“For some of that front-end stuff, I think we’ve been pioneers,” says Virginia Department of Motor Vehicles Commissioner D.B. Smit. On the back end, however, “we’ve got a lot of work to do before we catch up.”
The Virginia DMV has begun planning for a complete redesign of its back-end systems as part of a broader business transformation process that initially had a three- to five-year timeline. But like modernization efforts around the country, Virginia’s plans have been complicated by the Real ID May 2008 deadline.
“We think we’re moving right now as fast as we possibly can, but Real ID wants us to make a quantum leap,” Smit says.

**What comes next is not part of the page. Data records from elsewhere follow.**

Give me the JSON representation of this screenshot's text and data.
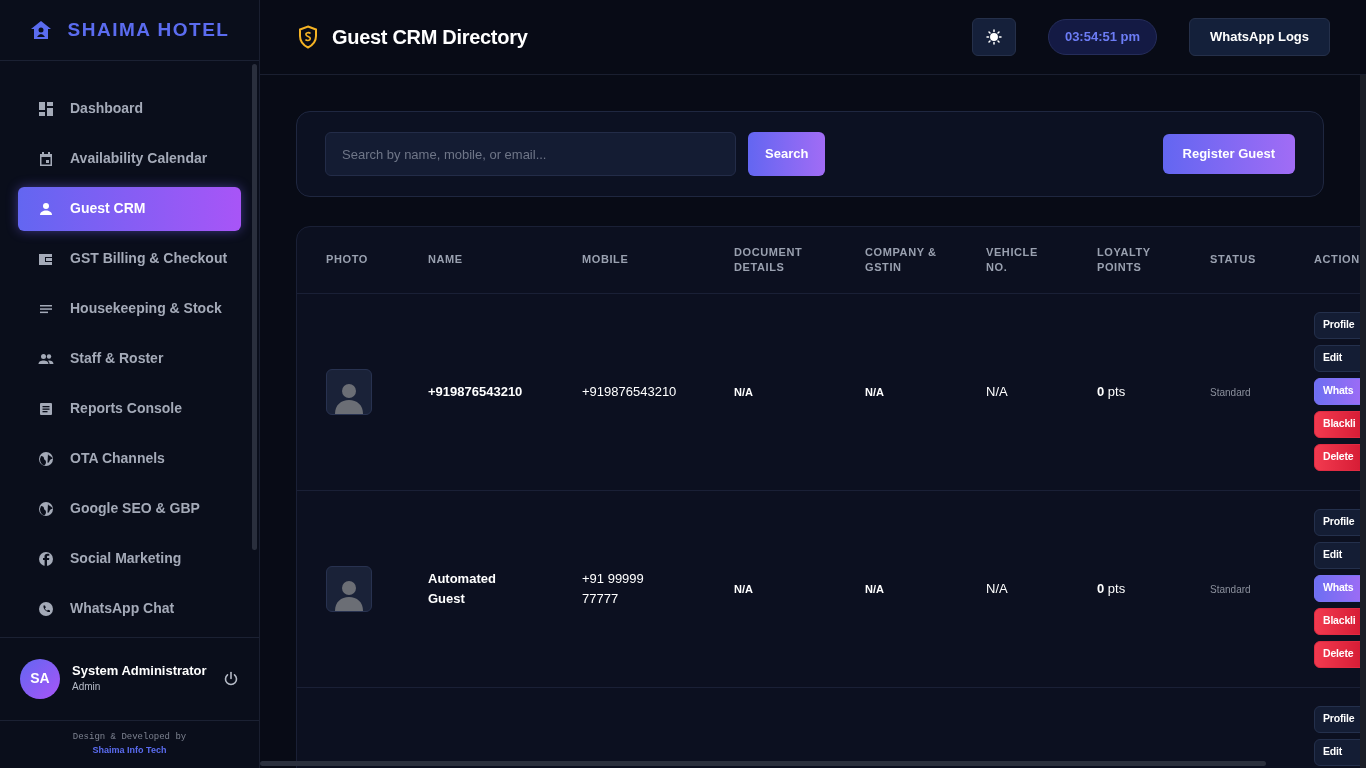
{
  "brand": "SHAIMA HOTEL",
  "sidebar": {
    "items": [
      {
        "label": "Dashboard",
        "selected": false
      },
      {
        "label": "Availability Calendar",
        "selected": false
      },
      {
        "label": "Guest CRM",
        "selected": true
      },
      {
        "label": "GST Billing & Checkout",
        "selected": false
      },
      {
        "label": "Housekeeping & Stock",
        "selected": false
      },
      {
        "label": "Staff & Roster",
        "selected": false
      },
      {
        "label": "Reports Console",
        "selected": false
      },
      {
        "label": "OTA Channels",
        "selected": false
      },
      {
        "label": "Google SEO & GBP",
        "selected": false
      },
      {
        "label": "Social Marketing",
        "selected": false
      },
      {
        "label": "WhatsApp Chat",
        "selected": false
      }
    ]
  },
  "user": {
    "initials": "SA",
    "name": "System Administrator",
    "role": "Admin"
  },
  "credit": {
    "text": "Design & Developed by",
    "company": "Shaima Info Tech"
  },
  "header": {
    "title": "Guest CRM Directory",
    "clock": "03:54:51 pm",
    "logs_button": "WhatsApp Logs"
  },
  "search": {
    "placeholder": "Search by name, mobile, or email...",
    "button": "Search",
    "register_button": "Register Guest"
  },
  "table": {
    "columns": [
      "PHOTO",
      "NAME",
      "MOBILE",
      "DOCUMENT DETAILS",
      "COMPANY & GSTIN",
      "VEHICLE NO.",
      "LOYALTY POINTS",
      "STATUS",
      "ACTION"
    ],
    "rows": [
      {
        "photo": true,
        "name": "+919876543210",
        "mobile": "+919876543210",
        "document": "N/A",
        "company": "N/A",
        "vehicle": "N/A",
        "loyalty": "**0** pts",
        "status": "Standard",
        "actions": [
          {
            "label": "Profile",
            "kind": "plain"
          },
          {
            "label": "Edit",
            "kind": "plain"
          },
          {
            "label": "Whats",
            "kind": "accent"
          },
          {
            "label": "Blackli",
            "kind": "danger"
          },
          {
            "label": "Delete",
            "kind": "danger"
          }
        ]
      },
      {
        "photo": true,
        "name": "Automated Guest",
        "mobile": "+91 99999 77777",
        "document": "N/A",
        "company": "N/A",
        "vehicle": "N/A",
        "loyalty": "**0** pts",
        "status": "Standard",
        "actions": [
          {
            "label": "Profile",
            "kind": "plain"
          },
          {
            "label": "Edit",
            "kind": "plain"
          },
          {
            "label": "Whats",
            "kind": "accent"
          },
          {
            "label": "Blackli",
            "kind": "danger"
          },
          {
            "label": "Delete",
            "kind": "danger"
          }
        ]
      },
      {
        "photo": false,
        "actions": [
          {
            "label": "Profile",
            "kind": "plain"
          },
          {
            "label": "Edit",
            "kind": "plain"
          }
        ]
      }
    ]
  }
}
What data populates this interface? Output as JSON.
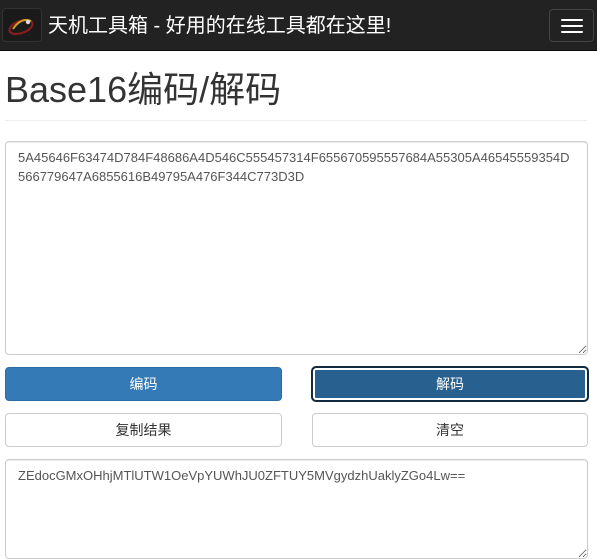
{
  "navbar": {
    "brand_text": "天机工具箱 - 好用的在线工具都在这里!",
    "logo_icon": "tianji-logo-icon",
    "menu_icon": "hamburger-menu-icon",
    "background": "#222222"
  },
  "page": {
    "title": "Base16编码/解码"
  },
  "input": {
    "value": "5A45646F63474D784F48686A4D546C555457314F655670595557684A55305A46545559354D566779647A6855616B49795A476F344C773D3D"
  },
  "buttons": {
    "encode_label": "编码",
    "decode_label": "解码",
    "copy_label": "复制结果",
    "clear_label": "清空"
  },
  "output": {
    "value": "ZEdocGMxOHhjMTlUTW1OeVpYUWhJU0ZFTUY5MVgydzhUaklyZGo4Lw=="
  },
  "colors": {
    "primary": "#337ab7",
    "primary_active": "#286090",
    "navbar": "#222222"
  }
}
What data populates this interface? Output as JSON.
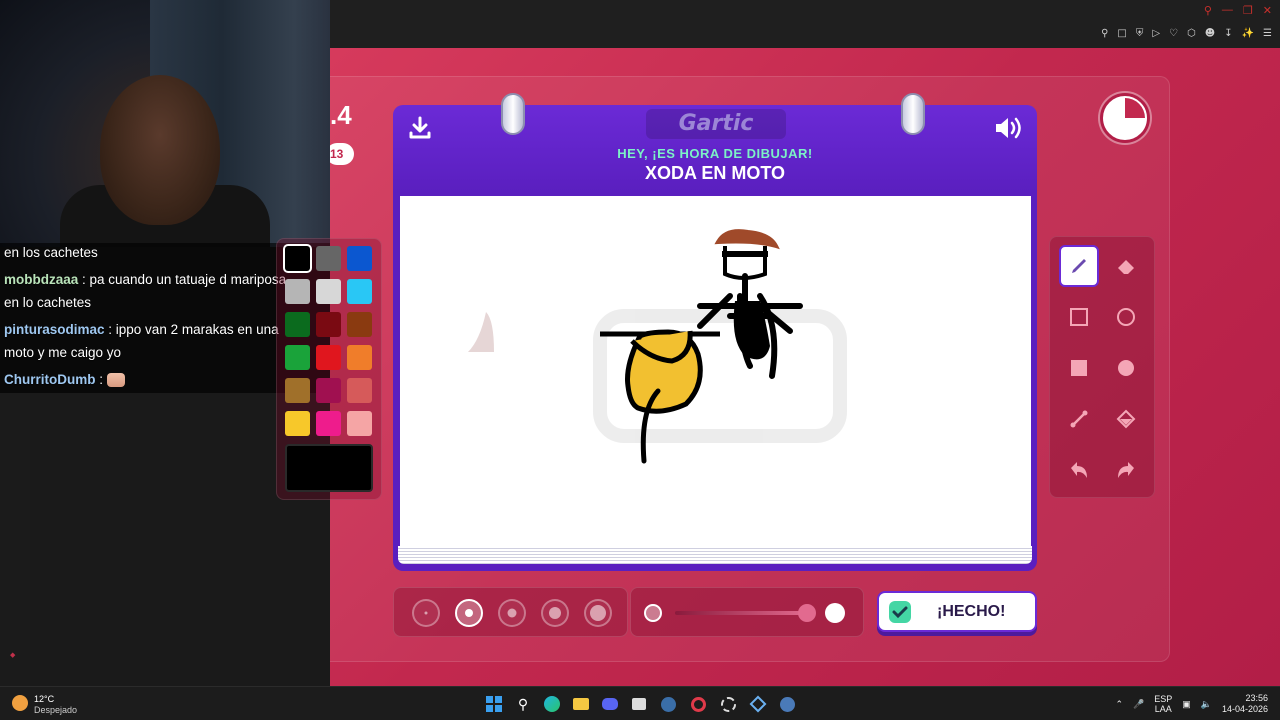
{
  "header": {
    "logo": "Gartic",
    "prompt_intro": "HEY, ¡ES HORA DE DIBUJAR!",
    "prompt_word": "XODA EN MOTO"
  },
  "left_panel": {
    "score_partial": ".4",
    "badge_partial": "13"
  },
  "chat": {
    "messages": [
      {
        "user": "",
        "text": "en los cachetes"
      },
      {
        "user": "mobbdzaaa",
        "text": " : pa cuando un tatuaje d mariposa"
      },
      {
        "user": "",
        "text": "en lo cachetes"
      },
      {
        "user": "pinturasodimac",
        "text": " : ippo van 2 marakas en una"
      },
      {
        "user": "",
        "text": "moto y me caigo yo"
      },
      {
        "user": "ChurritoDumb",
        "text": " : "
      }
    ]
  },
  "palette": {
    "colors": [
      "#000000",
      "#666666",
      "#0b57d0",
      "#b5b5b5",
      "#d7d7d7",
      "#29c7f5",
      "#0b6b1e",
      "#7a0a12",
      "#8a3a10",
      "#1aa33a",
      "#e0161e",
      "#f07d2a",
      "#a0702a",
      "#a01050",
      "#d65a5a",
      "#f7c82a",
      "#ee1c8c",
      "#f5a5a5"
    ],
    "selected": "#000000"
  },
  "tools": {
    "items": [
      "pencil-icon",
      "eraser-icon",
      "square-outline-icon",
      "circle-outline-icon",
      "square-filled-icon",
      "circle-filled-icon",
      "line-icon",
      "fill-bucket-icon",
      "undo-icon",
      "redo-icon"
    ],
    "selected": "pencil-icon"
  },
  "brush_sizes": {
    "count": 5,
    "selected_index": 1
  },
  "opacity": {
    "value": 1.0
  },
  "timer": {
    "remaining_fraction": 0.75
  },
  "done_button": {
    "label": "¡HECHO!"
  },
  "taskbar": {
    "weather_temp": "12°C",
    "weather_desc": "Despejado",
    "lang_1": "ESP",
    "lang_2": "LAA",
    "time": "23:56",
    "date": "14-04-2026"
  },
  "colors": {
    "accent": "#6b2ad6",
    "game_bg": "#c2284e",
    "prompt_intro": "#7cf2c6"
  }
}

States are at different levels of preparedness in efforts to comply with the law, says Jason D. King, director of public affairs for the American Association of Motor Vehicle Administrators in Arlington, Va. But even the most advanced states have plans to further modernize their systems.
For instance, in Alabama, nearly the entire driver’s licensing process is captured in a tightly integrated electronic system. Road tests are one exception. The state would like to issue handheld computers to those giving road tests so that the results are instantly incorporated into drivers’ electronic records, says Maj. Roscoe Howell, chief of the Alabama Driver License Division.
Virginia, on the other hand, is just starting to update many of its processes. This fall, the DMV installed the first four PCs in customer-service centers. Until now, it had used green-screen dumb terminals, says Smit.
Putting PCs on the front counters will help with the Real ID mandates, he adds. But some of the law’s requirements have the potential to create a tremendous burden on the department. The plan to recredential existing license holders would bring in 1 million citizens to Virginia’s customer-service centers each year, forcing the state to make significant changes to accommodate them.
Despite the challenges, Smit feels that some of the elements of Real ID, such as verifying that applicants aren’t licensed in other states, make sense. The problem is time and money, he says.
“No one’s coming up with any money for this,” Smit says. “And I just don’t see it getting done by May 11, 2008.”